Locate every line below that contains the word "Analysis" and copy it.

──────── Supplied information ────────

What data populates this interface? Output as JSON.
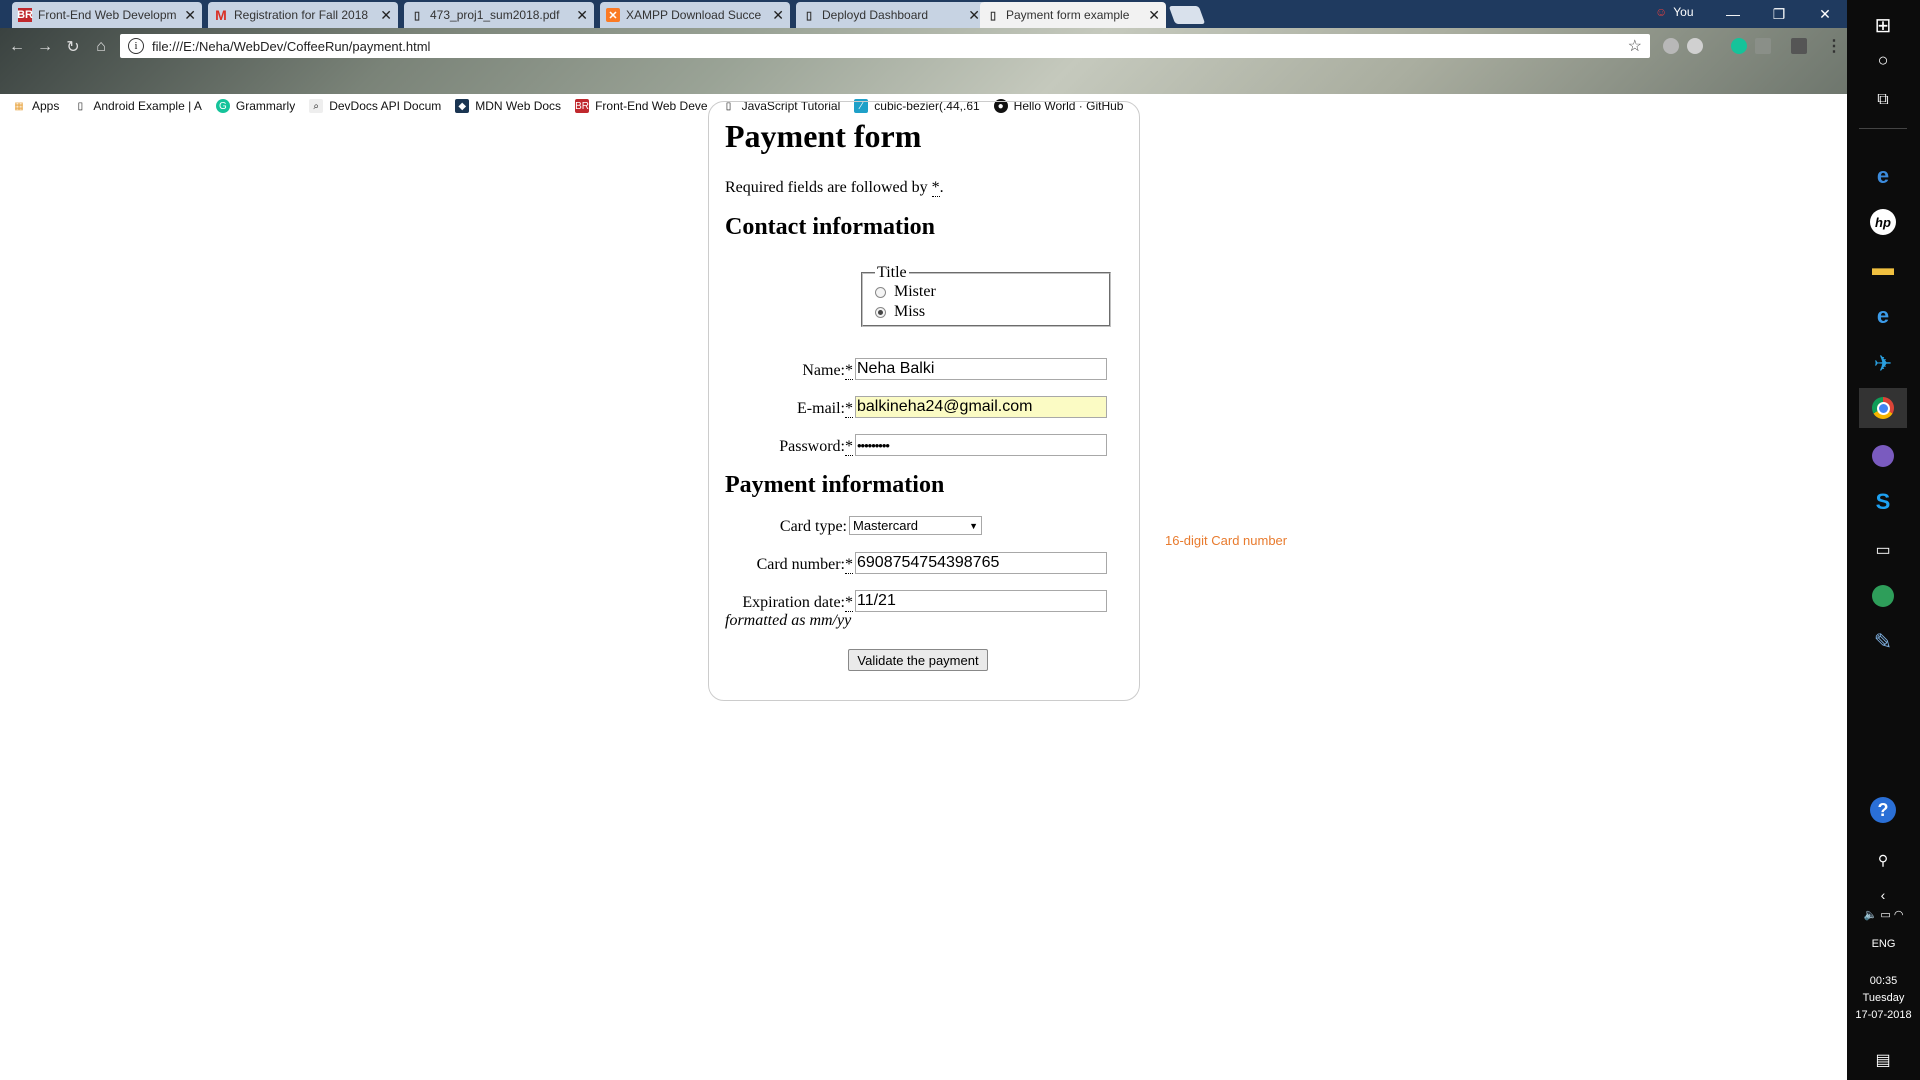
{
  "browser": {
    "tabs": [
      {
        "label": "Front-End Web Developm",
        "icon": "bnr-icon",
        "active": false
      },
      {
        "label": "Registration for Fall 2018",
        "icon": "gmail-icon",
        "active": false
      },
      {
        "label": "473_proj1_sum2018.pdf",
        "icon": "document-icon",
        "active": false
      },
      {
        "label": "XAMPP Download Succe",
        "icon": "xampp-icon",
        "active": false
      },
      {
        "label": "Deployd Dashboard",
        "icon": "document-icon",
        "active": false
      },
      {
        "label": "Payment form example",
        "icon": "document-icon",
        "active": true
      }
    ],
    "profile_name": "You",
    "window_controls": {
      "minimize": "—",
      "restore": "❐",
      "close": "✕"
    },
    "url": "file:///E:/Neha/WebDev/CoffeeRun/payment.html",
    "bookmarks": [
      {
        "label": "Apps",
        "icon": "apps-icon"
      },
      {
        "label": "Android Example | A",
        "icon": "document-icon"
      },
      {
        "label": "Grammarly",
        "icon": "grammarly-icon"
      },
      {
        "label": "DevDocs API Docum",
        "icon": "devdocs-icon"
      },
      {
        "label": "MDN Web Docs",
        "icon": "mdn-icon"
      },
      {
        "label": "Front-End Web Deve",
        "icon": "bnr-icon"
      },
      {
        "label": "JavaScript Tutorial",
        "icon": "document-icon"
      },
      {
        "label": "cubic-bezier(.44,.61",
        "icon": "cubic-bezier-icon"
      },
      {
        "label": "Hello World · GitHub",
        "icon": "github-icon"
      }
    ]
  },
  "form": {
    "title": "Payment form",
    "required_note_prefix": "Required fields are followed by ",
    "required_marker": "*",
    "required_note_suffix": ".",
    "contact_heading": "Contact information",
    "title_legend": "Title",
    "title_options": [
      {
        "label": "Mister",
        "checked": false
      },
      {
        "label": "Miss",
        "checked": true
      }
    ],
    "name_label": "Name:",
    "name_value": "Neha Balki",
    "email_label": "E-mail:",
    "email_value": "balkineha24@gmail.com",
    "password_label": "Password:",
    "password_value": "•••••••••",
    "payment_heading": "Payment information",
    "card_type_label": "Card type:",
    "card_type_value": "Mastercard",
    "card_number_label": "Card number:",
    "card_number_value": "6908754754398765",
    "expiration_label": "Expiration date:",
    "expiration_value": "11/21",
    "format_note": "formatted as mm/yy",
    "validate_label": "Validate the payment"
  },
  "card_hint": "16-digit Card number",
  "taskbar": {
    "language": "ENG",
    "time": "00:35",
    "day": "Tuesday",
    "date": "17-07-2018"
  }
}
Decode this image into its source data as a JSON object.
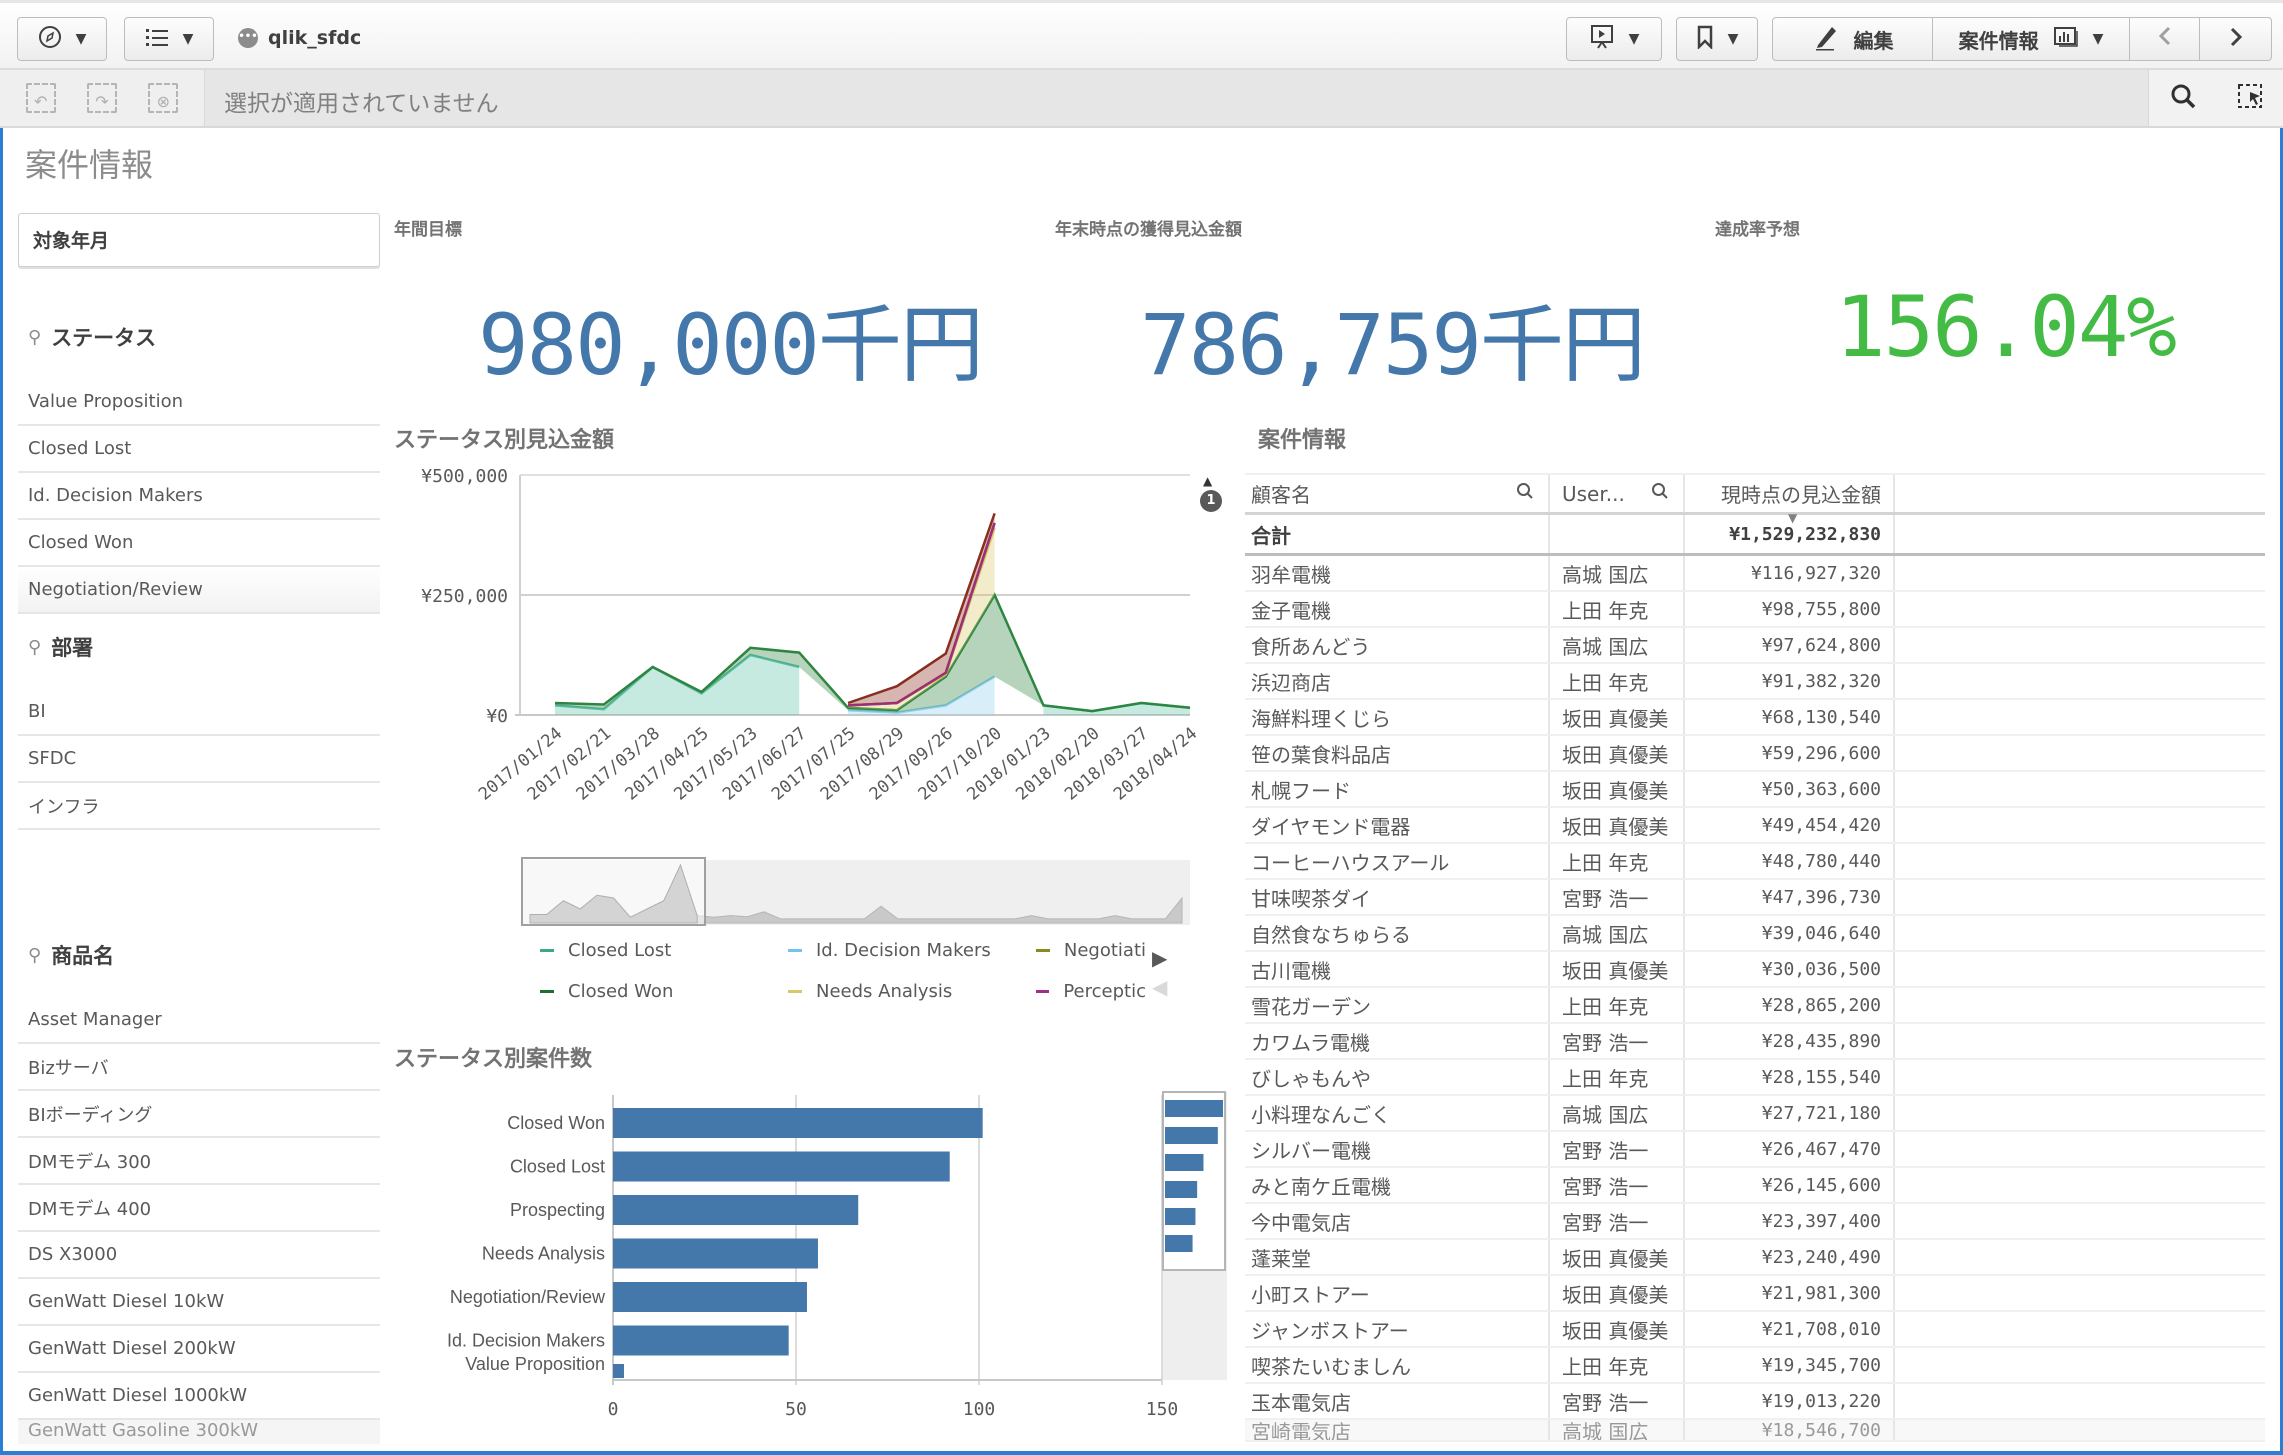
{
  "toolbar": {
    "app_name": "qlik_sfdc",
    "edit_label": "編集",
    "sheet_selector_label": "案件情報",
    "icons": {
      "nav": "compass-icon",
      "list": "list-icon",
      "present": "presentation-icon",
      "bookmark": "bookmark-icon",
      "edit": "pencil-icon",
      "sheet": "sheet-chart-icon",
      "prev": "chevron-left-icon",
      "next": "chevron-right-icon"
    }
  },
  "selection_bar": {
    "status_text": "選択が適用されていません",
    "icons": [
      "step-back-icon",
      "step-forward-icon",
      "clear-selections-icon"
    ],
    "right_icons": [
      "search-icon",
      "selection-tool-icon"
    ]
  },
  "sheet": {
    "title": "案件情報"
  },
  "filters": {
    "date_filter": "対象年月",
    "status": {
      "title": "ステータス",
      "items": [
        "Value Proposition",
        "Closed Lost",
        "Id. Decision Makers",
        "Closed Won",
        "Negotiation/Review"
      ]
    },
    "department": {
      "title": "部署",
      "items": [
        "BI",
        "SFDC",
        "インフラ"
      ]
    },
    "product": {
      "title": "商品名",
      "items": [
        "Asset Manager",
        "Bizサーバ",
        "BIボーディング",
        "DMモデム 300",
        "DMモデム 400",
        "DS X3000",
        "GenWatt Diesel 10kW",
        "GenWatt Diesel 200kW",
        "GenWatt Diesel 1000kW"
      ],
      "partial_item": "GenWatt Gasoline 300kW"
    }
  },
  "kpis": [
    {
      "label": "年間目標",
      "value": "980,000千円",
      "color": "#4477aa"
    },
    {
      "label": "年末時点の獲得見込金額",
      "value": "786,759千円",
      "color": "#4477aa"
    },
    {
      "label": "達成率予想",
      "value": "156.04%",
      "color": "#44bb44"
    }
  ],
  "area_chart_title": "ステータス別見込金額",
  "bar_chart_title": "ステータス別案件数",
  "scroll_badge": "1",
  "chart_data": [
    {
      "type": "area",
      "title": "ステータス別見込金額",
      "stacked": true,
      "x": [
        "2017/01/24",
        "2017/02/21",
        "2017/03/28",
        "2017/04/25",
        "2017/05/23",
        "2017/06/27",
        "2017/07/25",
        "2017/08/29",
        "2017/09/26",
        "2017/10/20",
        "2018/01/23",
        "2018/02/20",
        "2018/03/27",
        "2018/04/24"
      ],
      "y_ticks": [
        "¥0",
        "¥250,000",
        "¥500,000"
      ],
      "ylim": [
        0,
        500000
      ],
      "grid": true,
      "series": [
        {
          "name": "Closed Lost",
          "color": "#5bbfa6",
          "values": [
            20000,
            12000,
            100000,
            45000,
            125000,
            100000,
            null,
            null,
            null,
            null,
            20000,
            8000,
            25000,
            15000
          ]
        },
        {
          "name": "Id. Decision Makers",
          "color": "#8fd0ee",
          "values": [
            null,
            null,
            null,
            null,
            null,
            null,
            10000,
            5000,
            20000,
            80000,
            null,
            null,
            null,
            null
          ]
        },
        {
          "name": "Closed Won",
          "color": "#2e8540",
          "values": [
            5000,
            10000,
            0,
            3000,
            15000,
            30000,
            5000,
            5000,
            60000,
            170000,
            0,
            0,
            0,
            0
          ]
        },
        {
          "name": "Needs Analysis",
          "color": "#d9c86a",
          "values": [
            null,
            null,
            null,
            null,
            null,
            null,
            5000,
            15000,
            5000,
            140000,
            null,
            null,
            null,
            null
          ]
        },
        {
          "name": "Negotiation/Review",
          "color": "#8a8a1e",
          "values": [
            null,
            null,
            null,
            null,
            null,
            null,
            0,
            0,
            3000,
            10000,
            null,
            null,
            null,
            null
          ]
        },
        {
          "name": "Perception Analysis",
          "color": "#a02f8a",
          "values": [
            null,
            null,
            null,
            null,
            null,
            null,
            0,
            0,
            0,
            0,
            null,
            null,
            null,
            null
          ]
        },
        {
          "name": "Prospecting",
          "color": "#8b2e22",
          "values": [
            null,
            null,
            null,
            null,
            null,
            null,
            5000,
            35000,
            40000,
            20000,
            null,
            null,
            null,
            null
          ]
        }
      ],
      "legend": [
        "Closed Lost",
        "Closed Won",
        "Id. Decision Makers",
        "Needs Analysis",
        "Negotiati",
        "Perceptic"
      ],
      "legend_position": "bottom"
    },
    {
      "type": "bar",
      "orientation": "horizontal",
      "title": "ステータス別案件数",
      "categories": [
        "Closed Won",
        "Closed Lost",
        "Prospecting",
        "Needs Analysis",
        "Negotiation/Review",
        "Id. Decision Makers",
        "Value Proposition"
      ],
      "values": [
        101,
        92,
        67,
        56,
        53,
        48,
        3
      ],
      "x_ticks": [
        "0",
        "50",
        "100",
        "150"
      ],
      "xlim": [
        0,
        150
      ],
      "color": "#4477aa",
      "grid": true
    }
  ],
  "table": {
    "title": "案件情報",
    "columns": [
      "顧客名",
      "User...",
      "現時点の見込金額"
    ],
    "total_label": "合計",
    "total_value": "¥1,529,232,830",
    "rows": [
      [
        "羽牟電機",
        "高城 国広",
        "¥116,927,320"
      ],
      [
        "金子電機",
        "上田 年克",
        "¥98,755,800"
      ],
      [
        "食所あんどう",
        "高城 国広",
        "¥97,624,800"
      ],
      [
        "浜辺商店",
        "上田 年克",
        "¥91,382,320"
      ],
      [
        "海鮮料理くじら",
        "坂田 真優美",
        "¥68,130,540"
      ],
      [
        "笹の葉食料品店",
        "坂田 真優美",
        "¥59,296,600"
      ],
      [
        "札幌フード",
        "坂田 真優美",
        "¥50,363,600"
      ],
      [
        "ダイヤモンド電器",
        "坂田 真優美",
        "¥49,454,420"
      ],
      [
        "コーヒーハウスアール",
        "上田 年克",
        "¥48,780,440"
      ],
      [
        "甘味喫茶ダイ",
        "宮野 浩一",
        "¥47,396,730"
      ],
      [
        "自然食なちゅらる",
        "高城 国広",
        "¥39,046,640"
      ],
      [
        "古川電機",
        "坂田 真優美",
        "¥30,036,500"
      ],
      [
        "雪花ガーデン",
        "上田 年克",
        "¥28,865,200"
      ],
      [
        "カワムラ電機",
        "宮野 浩一",
        "¥28,435,890"
      ],
      [
        "びしゃもんや",
        "上田 年克",
        "¥28,155,540"
      ],
      [
        "小料理なんごく",
        "高城 国広",
        "¥27,721,180"
      ],
      [
        "シルバー電機",
        "宮野 浩一",
        "¥26,467,470"
      ],
      [
        "みと南ケ丘電機",
        "宮野 浩一",
        "¥26,145,600"
      ],
      [
        "今中電気店",
        "宮野 浩一",
        "¥23,397,400"
      ],
      [
        "蓬莱堂",
        "坂田 真優美",
        "¥23,240,490"
      ],
      [
        "小町ストアー",
        "坂田 真優美",
        "¥21,981,300"
      ],
      [
        "ジャンボストアー",
        "坂田 真優美",
        "¥21,708,010"
      ],
      [
        "喫茶たいむましん",
        "上田 年克",
        "¥19,345,700"
      ],
      [
        "玉本電気店",
        "宮野 浩一",
        "¥19,013,220"
      ]
    ],
    "partial_row": [
      "宮崎電気店",
      "高城 国広",
      "¥18,546,700"
    ]
  }
}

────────

## Task response
          "name": "Needs Analysis",
          "name": "Perception Analysis",
        "Needs Analysis",
        "Needs Analysis",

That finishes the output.